This was shown above all by the fact that the autistic boys played disproportionately more often alone and took part significantly less in the "typical" group games of their peers. It is therefore relatively easy for the untrained eye of a teaching staff to recognize when a boy is showing behavior that could be a sign of autism.

Camouflage makes diagnosis difficult

In the group of girls observed, the result was different. It is part of the "typical" behavior of girls in the school yard that they tend to play less team sports, chat more and, above all, switch between several activities during a break. The groups they form are usually smaller than those of the boys, and different social rules apply to who can and cannot be a part of it.

The girls seemed to recognize these social norms despite autism and imitated the behavior of their female colleagues much better than the boys and were hardly ever alone. The researchers summarize this behavior under the term "camouflage". These results suggest that autistic girls are better at hiding their illness than boys. This could be one reason fewer girls are diagnosed with Autism Spectrum Disorder (ASD).

Big differences in Asperger's Syndrome

In the case of highly functional autism or Asperger's syndrome, i.e. autism in which the affected person still has an IQ greater than 70, the difference in diagnosed cases between boys and girls is particularly large; the ratio here is 9: 1. A study from 2014 tried to find out why the difference is so great in this form of autism. The researchers assumed two possible, non-mutually exclusive hypotheses. Either this form of autism is particularly closely related to the genetic prerequisites for the disease, or the diagnosis for this form of autism is particularly focused on symptoms in male patients and thus complicates the diagnosis in girls and women.

The results provide evidence that both hypotheses are correct. Especially with highly functional autism, repetitive behavior and strongly focused interests are important features in diagnostics. According to the study, both symptoms are significantly less common in girls with this form of autism than in boys.

Autism and behavioral problems

Researchers in a 2012 study in which 15,000 pairs of twins were analyzed found that girls with the same number of autistic characteristics as boys had to show other behavioral problems or significant intellectual difficulties in order to be diagnosed using two diagnostic criteria commonly used in the USA receive.

One of the study's authors, Francesca Happé, also suggests that because of how different the symptoms of autism in girls are from those in boys, they are often seen as a sign of another disease. In autistic girls, therefore, there is often a misdiagnosis of, for example, ADHD, an obsessive-compulsive disorder or in some cases even anorexia, even though it is actually autism.

A study that focused specifically on diagnostic factors also showed that girls were more likely to be diagnosed with autism if their symptoms were more pronounced or similar to those of boys with autism. Based on their results, the researchers also suspect that other behavioral problems, such as hyperactivity or emotional difficulties, make girls more likely to be diagnosed with autism. Here, the research team sees the risk that girls, in whom no such abnormalities are noticed, will be diagnosed too late or not at all.

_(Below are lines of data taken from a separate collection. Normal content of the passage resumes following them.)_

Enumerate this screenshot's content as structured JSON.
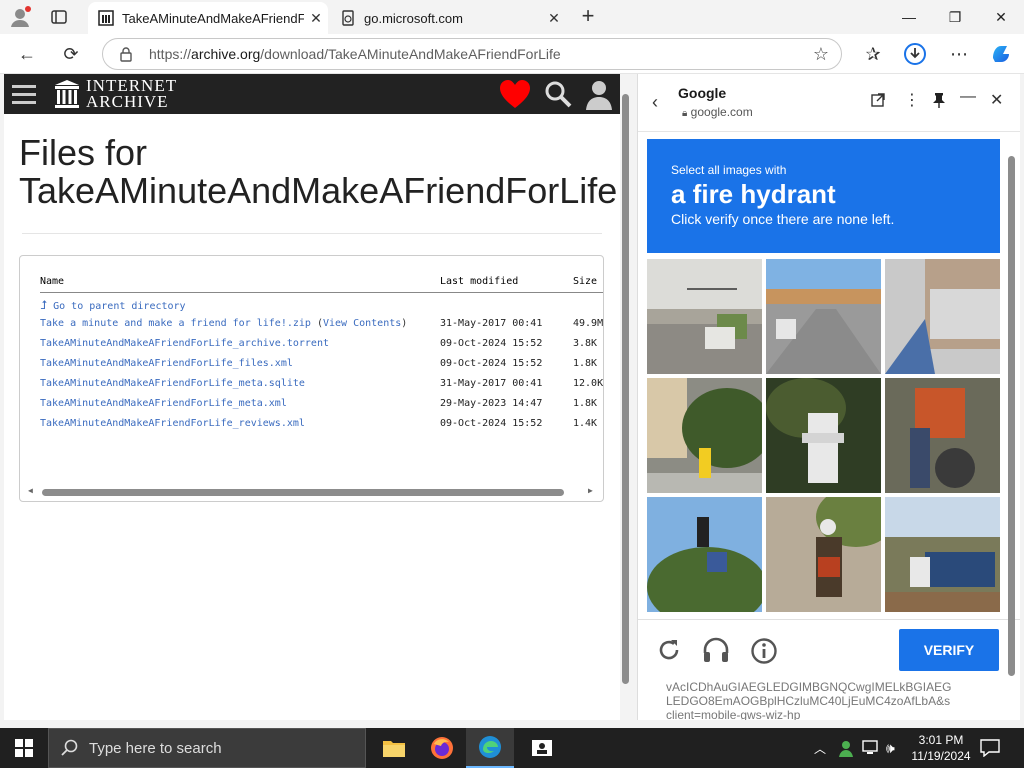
{
  "browser": {
    "tabs": [
      {
        "title": "TakeAMinuteAndMakeAFriendFor"
      },
      {
        "title": "go.microsoft.com"
      }
    ],
    "url_prefix": "https://",
    "url_host": "archive.org",
    "url_path": "/download/TakeAMinuteAndMakeAFriendForLife"
  },
  "archive": {
    "logo_line1": "INTERNET",
    "logo_line2": "ARCHIVE",
    "heading_line1": "Files for",
    "heading_line2": "TakeAMinuteAndMakeAFriendForLife",
    "columns": {
      "name": "Name",
      "modified": "Last modified",
      "size": "Size"
    },
    "parent_link": "Go to parent directory",
    "files": [
      {
        "name": "Take a minute and make a friend for life!.zip",
        "extra_open": " (",
        "extra_link": "View Contents",
        "extra_close": ")",
        "modified": "31-May-2017 00:41",
        "size": "49.9M"
      },
      {
        "name": "TakeAMinuteAndMakeAFriendForLife_archive.torrent",
        "extra_open": "",
        "extra_link": "",
        "extra_close": "",
        "modified": "09-Oct-2024 15:52",
        "size": "3.8K"
      },
      {
        "name": "TakeAMinuteAndMakeAFriendForLife_files.xml",
        "extra_open": "",
        "extra_link": "",
        "extra_close": "",
        "modified": "09-Oct-2024 15:52",
        "size": "1.8K"
      },
      {
        "name": "TakeAMinuteAndMakeAFriendForLife_meta.sqlite",
        "extra_open": "",
        "extra_link": "",
        "extra_close": "",
        "modified": "31-May-2017 00:41",
        "size": "12.0K"
      },
      {
        "name": "TakeAMinuteAndMakeAFriendForLife_meta.xml",
        "extra_open": "",
        "extra_link": "",
        "extra_close": "",
        "modified": "29-May-2023 14:47",
        "size": "1.8K"
      },
      {
        "name": "TakeAMinuteAndMakeAFriendForLife_reviews.xml",
        "extra_open": "",
        "extra_link": "",
        "extra_close": "",
        "modified": "09-Oct-2024 15:52",
        "size": "1.4K"
      }
    ]
  },
  "side_panel": {
    "site_name": "Google",
    "site_host": "google.com",
    "captcha": {
      "line1": "Select all images with",
      "target": "a fire hydrant",
      "line3": "Click verify once there are none left.",
      "verify_label": "VERIFY",
      "footer_text_1": "vAcICDhAuGIAEGLEDGIMBGNQCwgIMELkBGIAEG",
      "footer_text_2": "LEDGO8EmAOGBplHCzluMC40LjEuMC4zoAfLbA&s",
      "footer_text_3": "client=mobile-gws-wiz-hp"
    }
  },
  "taskbar": {
    "search_placeholder": "Type here to search",
    "time": "3:01 PM",
    "date": "11/19/2024"
  },
  "colors": {
    "accent": "#1a73e8",
    "heart": "#ff0000",
    "link": "#3a6bbf"
  }
}
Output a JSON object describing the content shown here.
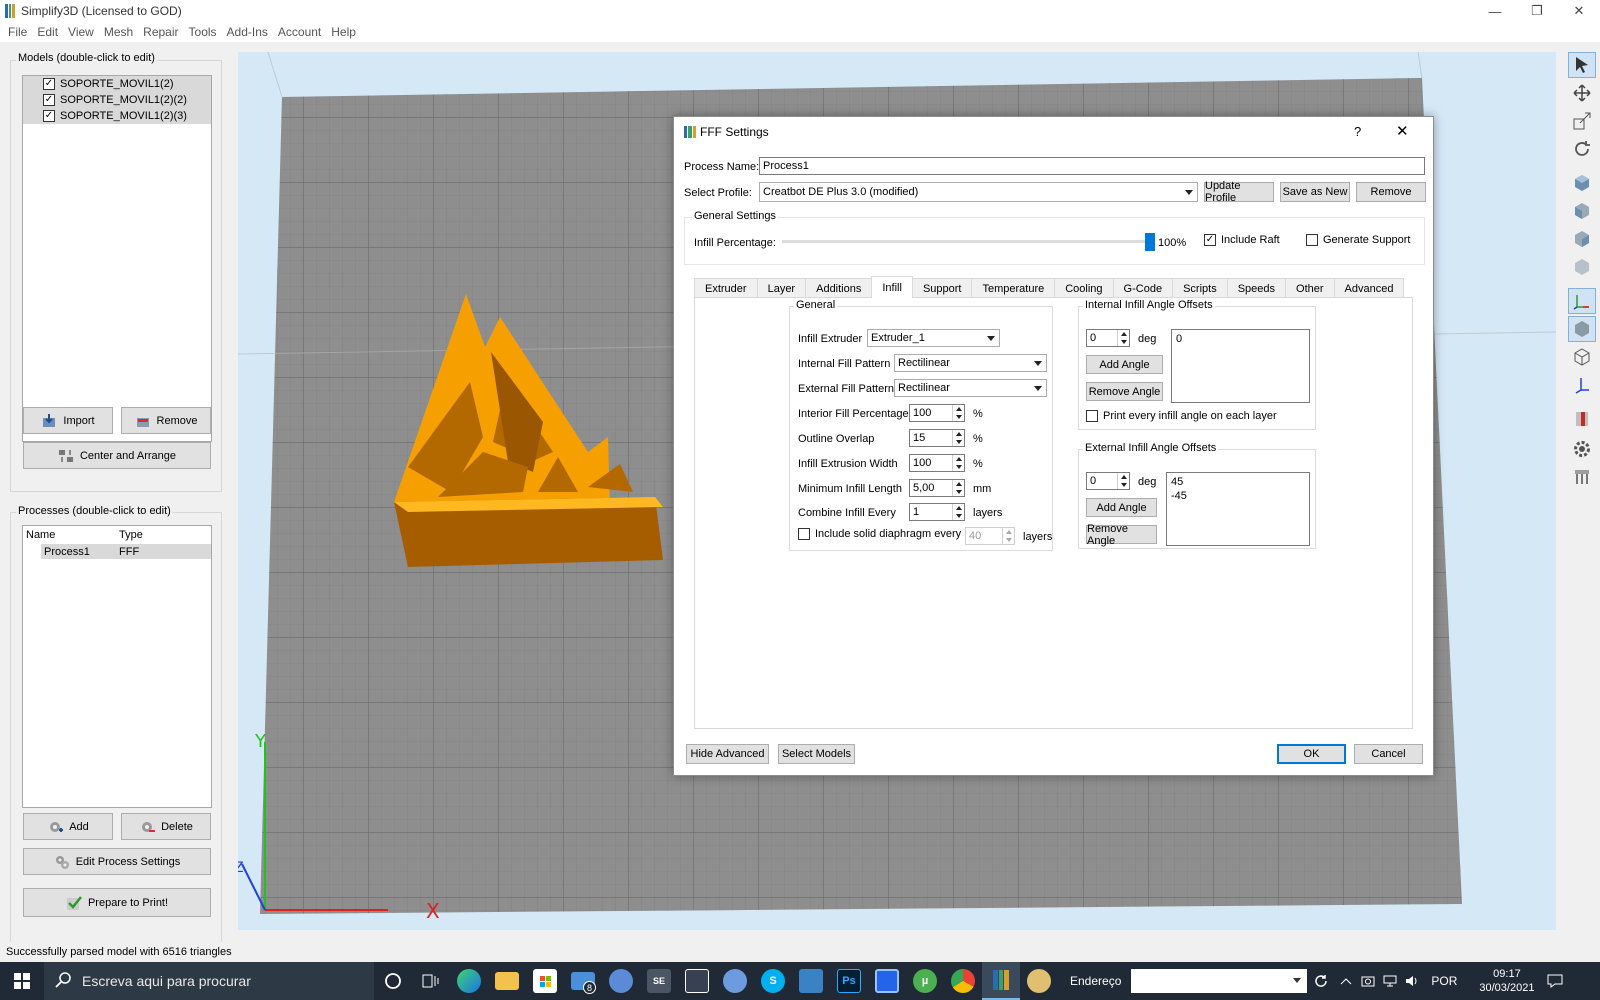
{
  "window": {
    "title": "Simplify3D (Licensed to GOD)",
    "controls": [
      "—",
      "❐",
      "✕"
    ]
  },
  "menu": [
    "File",
    "Edit",
    "View",
    "Mesh",
    "Repair",
    "Tools",
    "Add-Ins",
    "Account",
    "Help"
  ],
  "models": {
    "title": "Models (double-click to edit)",
    "items": [
      "SOPORTE_MOVIL1(2)",
      "SOPORTE_MOVIL1(2)(2)",
      "SOPORTE_MOVIL1(2)(3)"
    ],
    "import_label": "Import",
    "remove_label": "Remove",
    "center_label": "Center and Arrange"
  },
  "processes": {
    "title": "Processes (double-click to edit)",
    "col_name": "Name",
    "col_type": "Type",
    "rows": [
      {
        "name": "Process1",
        "type": "FFF"
      }
    ],
    "add_label": "Add",
    "delete_label": "Delete",
    "edit_label": "Edit Process Settings",
    "prepare_label": "Prepare to Print!"
  },
  "status": "Successfully parsed model with 6516 triangles",
  "axes": {
    "y": "Y",
    "z": "Z",
    "x": "X"
  },
  "dialog": {
    "title": "FFF Settings",
    "help": "?",
    "close": "✕",
    "process_name_label": "Process Name:",
    "process_name": "Process1",
    "select_profile_label": "Select Profile:",
    "profile": "Creatbot DE Plus 3.0 (modified)",
    "update_profile": "Update Profile",
    "save_as_new": "Save as New",
    "remove": "Remove",
    "general_settings": "General Settings",
    "infill_percentage_label": "Infill Percentage:",
    "infill_percentage": "100%",
    "infill_percentage_value": 1.0,
    "include_raft": "Include Raft",
    "include_raft_checked": true,
    "generate_support": "Generate Support",
    "generate_support_checked": false,
    "tabs": [
      "Extruder",
      "Layer",
      "Additions",
      "Infill",
      "Support",
      "Temperature",
      "Cooling",
      "G-Code",
      "Scripts",
      "Speeds",
      "Other",
      "Advanced"
    ],
    "active_tab": "Infill",
    "general": {
      "title": "General",
      "infill_extruder_label": "Infill Extruder",
      "infill_extruder": "Extruder_1",
      "internal_pattern_label": "Internal Fill Pattern",
      "internal_pattern": "Rectilinear",
      "external_pattern_label": "External Fill Pattern",
      "external_pattern": "Rectilinear",
      "interior_pct_label": "Interior Fill Percentage",
      "interior_pct": "100",
      "outline_overlap_label": "Outline Overlap",
      "outline_overlap": "15",
      "extrusion_width_label": "Infill Extrusion Width",
      "extrusion_width": "100",
      "min_length_label": "Minimum Infill Length",
      "min_length": "5,00",
      "combine_label": "Combine Infill Every",
      "combine": "1",
      "diaphragm_label": "Include solid diaphragm every",
      "diaphragm": "40",
      "unit_pct": "%",
      "unit_mm": "mm",
      "unit_layers": "layers"
    },
    "internal_offsets": {
      "title": "Internal Infill Angle Offsets",
      "value": "0",
      "unit": "deg",
      "list": [
        "0"
      ],
      "add": "Add Angle",
      "remove": "Remove Angle",
      "print_every": "Print every infill angle on each layer"
    },
    "external_offsets": {
      "title": "External Infill Angle Offsets",
      "value": "0",
      "unit": "deg",
      "list": [
        "45",
        "-45"
      ],
      "add": "Add Angle",
      "remove": "Remove Angle"
    },
    "hide_advanced": "Hide Advanced",
    "select_models": "Select Models",
    "ok": "OK",
    "cancel": "Cancel"
  },
  "taskbar": {
    "search_placeholder": "Escreva aqui para procurar",
    "address_label": "Endereço",
    "language": "POR",
    "time": "09:17",
    "date": "30/03/2021",
    "mail_badge": "8"
  },
  "colors": {
    "accent": "#0078d7",
    "model_orange": "#f5a000",
    "grid_gray": "#8e8e8e",
    "viewport_bg": "#d4e8f6",
    "taskbar_bg": "#1f2a36"
  }
}
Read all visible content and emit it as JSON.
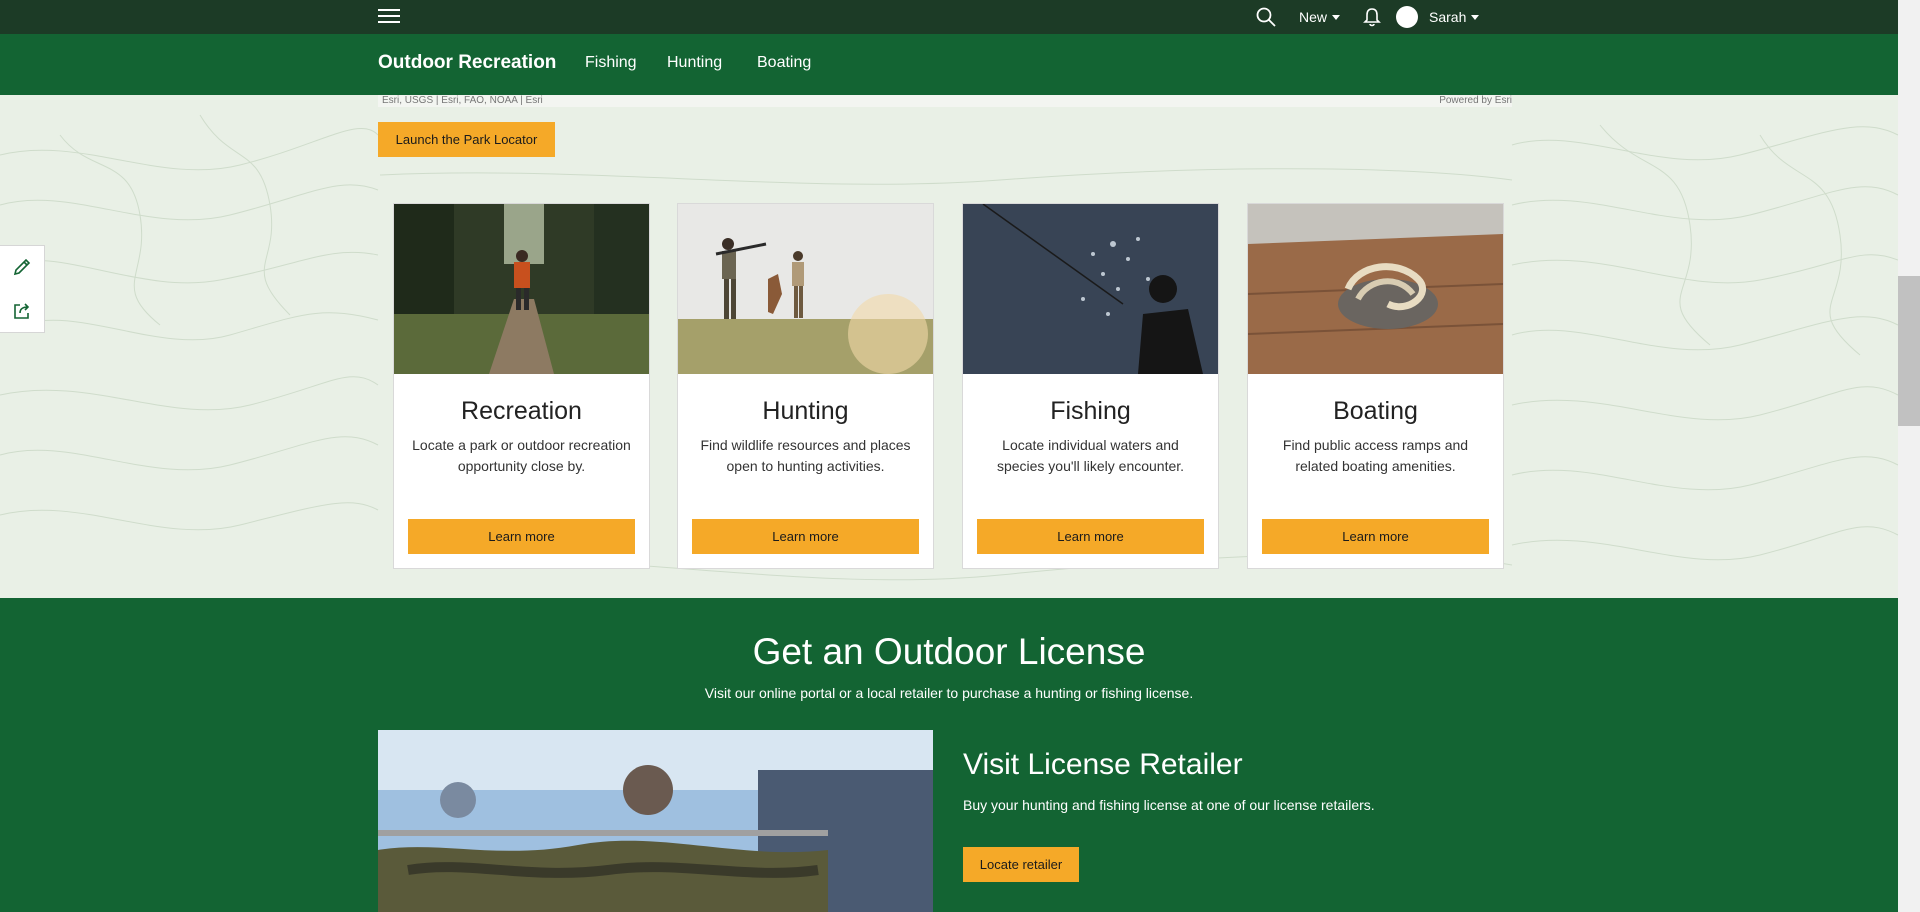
{
  "topbar": {
    "new_label": "New",
    "user_name": "Sarah"
  },
  "nav": {
    "title": "Outdoor Recreation",
    "links": [
      "Fishing",
      "Hunting",
      "Boating"
    ]
  },
  "map": {
    "credit_left": "Esri, USGS | Esri, FAO, NOAA | Esri",
    "credit_right": "Powered by Esri",
    "launch_button": "Launch the Park Locator"
  },
  "side_tools": [
    "pencil-icon",
    "share-icon"
  ],
  "cards": [
    {
      "title": "Recreation",
      "desc_line1": "Locate a park or outdoor recreation",
      "desc_line2": "opportunity close by.",
      "button": "Learn more"
    },
    {
      "title": "Hunting",
      "desc_line1": "Find wildlife resources and places",
      "desc_line2": "open to hunting activities.",
      "button": "Learn more"
    },
    {
      "title": "Fishing",
      "desc_line1": "Locate individual waters and",
      "desc_line2": "species you'll likely encounter.",
      "button": "Learn more"
    },
    {
      "title": "Boating",
      "desc_line1": "Find public access ramps and",
      "desc_line2": "related boating amenities.",
      "button": "Learn more"
    }
  ],
  "license": {
    "title": "Get an Outdoor License",
    "subtitle": "Visit our online portal or a local retailer to purchase a hunting or fishing license.",
    "retailer_title": "Visit License Retailer",
    "retailer_text": "Buy your hunting and fishing license at one of our license retailers.",
    "retailer_button": "Locate retailer"
  },
  "colors": {
    "topbar": "#1c3b26",
    "brand_green": "#136433",
    "accent_yellow": "#f5a928",
    "page_bg": "#e9f0e6"
  }
}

The results of the study also suggest that the parameters for diagnosing autism in children make those in girls more difficult. They are more geared towards the abnormalities in the behavior of boys, and this makes it more difficult for laypeople such as parents or teaching staff to recognize autism in girls. Since the diagnosis of autistic children is very often initiated by teaching and support staff at schools or the like, the ability to recognize symptoms through them is of great importance. (jvs, 10.8.2017)